Supplied material START
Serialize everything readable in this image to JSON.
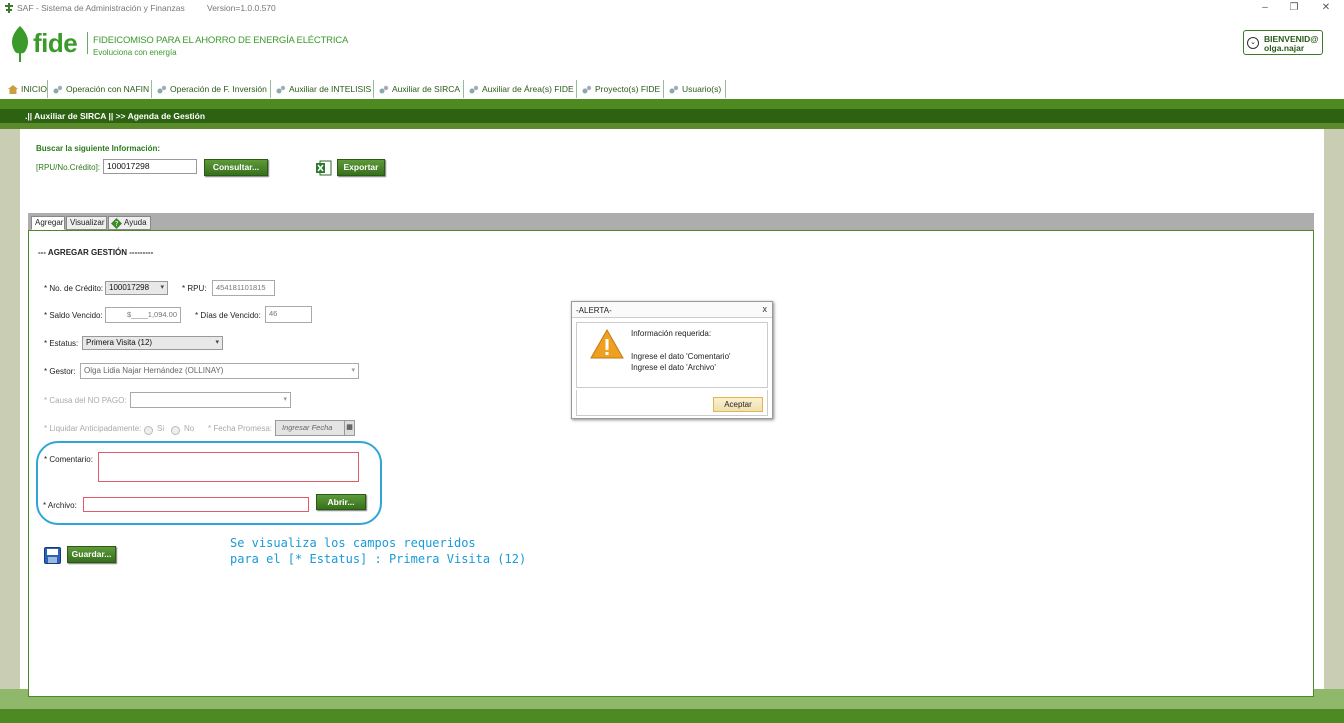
{
  "window": {
    "title": "SAF - Sistema de Administración y Finanzas",
    "version": "Version=1.0.0.570",
    "controls": [
      "–",
      "❐",
      "✕"
    ]
  },
  "brand": {
    "name": "fide",
    "line1": "FIDEICOMISO PARA EL AHORRO DE ENERGÍA ELÉCTRICA",
    "line2": "Evoluciona con energía",
    "color": "#3a9a2a"
  },
  "user": {
    "greeting": "BIENVENID@",
    "username": "olga.najar"
  },
  "menu": [
    {
      "label": "INICIO",
      "icon": "home-icon"
    },
    {
      "label": "Operación con NAFIN",
      "icon": "gears-icon"
    },
    {
      "label": "Operación de F. Inversión",
      "icon": "gears-icon"
    },
    {
      "label": "Auxiliar de INTELISIS",
      "icon": "gears-icon"
    },
    {
      "label": "Auxiliar de SIRCA",
      "icon": "gears-icon"
    },
    {
      "label": "Auxiliar de Área(s) FIDE",
      "icon": "gears-icon"
    },
    {
      "label": "Proyecto(s) FIDE",
      "icon": "gears-icon"
    },
    {
      "label": "Usuario(s)",
      "icon": "gears-icon"
    }
  ],
  "breadcrumb": ".|| Auxiliar de SIRCA ||  >> Agenda de Gestión",
  "search": {
    "heading": "Buscar la siguiente Información:",
    "label": "[RPU/No.Crédito]:",
    "value": "100017298",
    "consult_button": "Consultar...",
    "export_button": "Exportar"
  },
  "tabs": [
    {
      "label": "Agregar"
    },
    {
      "label": "Visualizar"
    },
    {
      "label": "Ayuda"
    }
  ],
  "form": {
    "section_title": "--- AGREGAR GESTIÓN ---------",
    "credit_label": "* No. de Crédito:",
    "credit_value": "100017298",
    "rpu_label": "* RPU:",
    "rpu_value": "454181101815",
    "saldo_label": "* Saldo Vencido:",
    "saldo_value": "$____1,094.00",
    "dias_label": "* Días de Vencido:",
    "dias_value": "46",
    "estatus_label": "* Estatus:",
    "estatus_value": "Primera Visita (12)",
    "gestor_label": "* Gestor:",
    "gestor_value": "Olga Lidia Najar Hernández (OLLINAY)",
    "causa_label": "* Causa del NO PAGO:",
    "causa_value": "",
    "liquidar_label": "* Liquidar Anticipadamente:",
    "si_label": "Si",
    "no_label": "No",
    "fecha_label": "* Fecha Promesa:",
    "fecha_placeholder": "Ingresar Fecha",
    "comentario_label": "* Comentario:",
    "archivo_label": "* Archivo:",
    "abrir_button": "Abrir...",
    "guardar_button": "Guardar..."
  },
  "annotation": {
    "line1": "Se visualiza los campos requeridos",
    "line2": "para el [* Estatus] : Primera Visita (12)",
    "color": "#1a9ad8"
  },
  "alert": {
    "title": "-ALERTA-",
    "close": "x",
    "heading": "Información requerida:",
    "msg1": "Ingrese el dato 'Comentario'",
    "msg2": "Ingrese el dato 'Archivo'",
    "accept": "Aceptar"
  },
  "colors": {
    "primary_green": "#4e8a22",
    "dark_green": "#2c6212",
    "required_border": "#e05a6a",
    "highlight": "#2ea6d8"
  }
}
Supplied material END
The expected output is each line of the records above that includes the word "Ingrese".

== Your response ==
    "msg1": "Ingrese el dato 'Comentario'",
    "msg2": "Ingrese el dato 'Archivo'",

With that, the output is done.